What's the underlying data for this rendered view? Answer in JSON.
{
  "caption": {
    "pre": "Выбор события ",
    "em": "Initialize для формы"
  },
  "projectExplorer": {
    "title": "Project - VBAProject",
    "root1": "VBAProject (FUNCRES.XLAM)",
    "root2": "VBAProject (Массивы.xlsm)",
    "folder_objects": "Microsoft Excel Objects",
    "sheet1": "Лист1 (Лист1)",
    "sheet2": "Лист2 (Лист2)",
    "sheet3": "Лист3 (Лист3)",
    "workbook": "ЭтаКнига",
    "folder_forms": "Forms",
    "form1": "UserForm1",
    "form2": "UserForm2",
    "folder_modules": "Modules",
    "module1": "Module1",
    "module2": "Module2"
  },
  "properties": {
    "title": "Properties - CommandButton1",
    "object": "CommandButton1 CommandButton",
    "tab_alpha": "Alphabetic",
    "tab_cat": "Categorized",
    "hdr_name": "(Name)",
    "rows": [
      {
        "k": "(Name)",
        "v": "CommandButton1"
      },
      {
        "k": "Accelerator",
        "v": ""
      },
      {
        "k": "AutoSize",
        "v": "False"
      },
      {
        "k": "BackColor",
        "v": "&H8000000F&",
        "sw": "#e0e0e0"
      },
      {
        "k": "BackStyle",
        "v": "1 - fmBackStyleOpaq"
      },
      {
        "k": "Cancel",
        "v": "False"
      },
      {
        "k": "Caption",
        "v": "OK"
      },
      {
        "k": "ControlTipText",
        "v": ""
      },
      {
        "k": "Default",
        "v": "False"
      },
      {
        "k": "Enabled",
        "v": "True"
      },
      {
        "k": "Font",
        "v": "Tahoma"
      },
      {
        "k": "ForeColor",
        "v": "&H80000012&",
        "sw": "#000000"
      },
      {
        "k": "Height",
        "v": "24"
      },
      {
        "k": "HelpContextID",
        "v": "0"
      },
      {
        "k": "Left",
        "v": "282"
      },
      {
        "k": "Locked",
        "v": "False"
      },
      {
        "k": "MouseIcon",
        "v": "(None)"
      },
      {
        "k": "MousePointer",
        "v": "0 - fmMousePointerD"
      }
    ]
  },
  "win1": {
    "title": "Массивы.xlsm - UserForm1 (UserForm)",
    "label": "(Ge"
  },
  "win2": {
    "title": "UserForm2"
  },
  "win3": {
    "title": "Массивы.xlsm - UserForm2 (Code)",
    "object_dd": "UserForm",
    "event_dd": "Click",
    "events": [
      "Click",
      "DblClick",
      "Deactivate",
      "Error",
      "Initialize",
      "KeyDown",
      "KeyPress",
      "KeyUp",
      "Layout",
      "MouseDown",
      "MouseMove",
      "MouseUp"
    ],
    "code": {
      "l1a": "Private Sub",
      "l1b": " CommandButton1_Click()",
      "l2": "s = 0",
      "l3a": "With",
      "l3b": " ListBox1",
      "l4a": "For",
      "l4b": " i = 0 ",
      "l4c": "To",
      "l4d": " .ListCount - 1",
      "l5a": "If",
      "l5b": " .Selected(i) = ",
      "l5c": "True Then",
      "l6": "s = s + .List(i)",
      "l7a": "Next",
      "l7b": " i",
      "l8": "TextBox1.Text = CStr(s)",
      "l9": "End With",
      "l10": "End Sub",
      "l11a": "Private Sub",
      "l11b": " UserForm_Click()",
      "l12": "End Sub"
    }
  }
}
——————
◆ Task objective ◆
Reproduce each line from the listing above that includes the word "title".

◆ Result for this exercise ◆
    "title": "Project - VBAProject",
    "title": "Properties - CommandButton1",
    "title": "Массивы.xlsm - UserForm1 (UserForm)",
    "title": "UserForm2"
    "title": "Массивы.xlsm - UserForm2 (Code)",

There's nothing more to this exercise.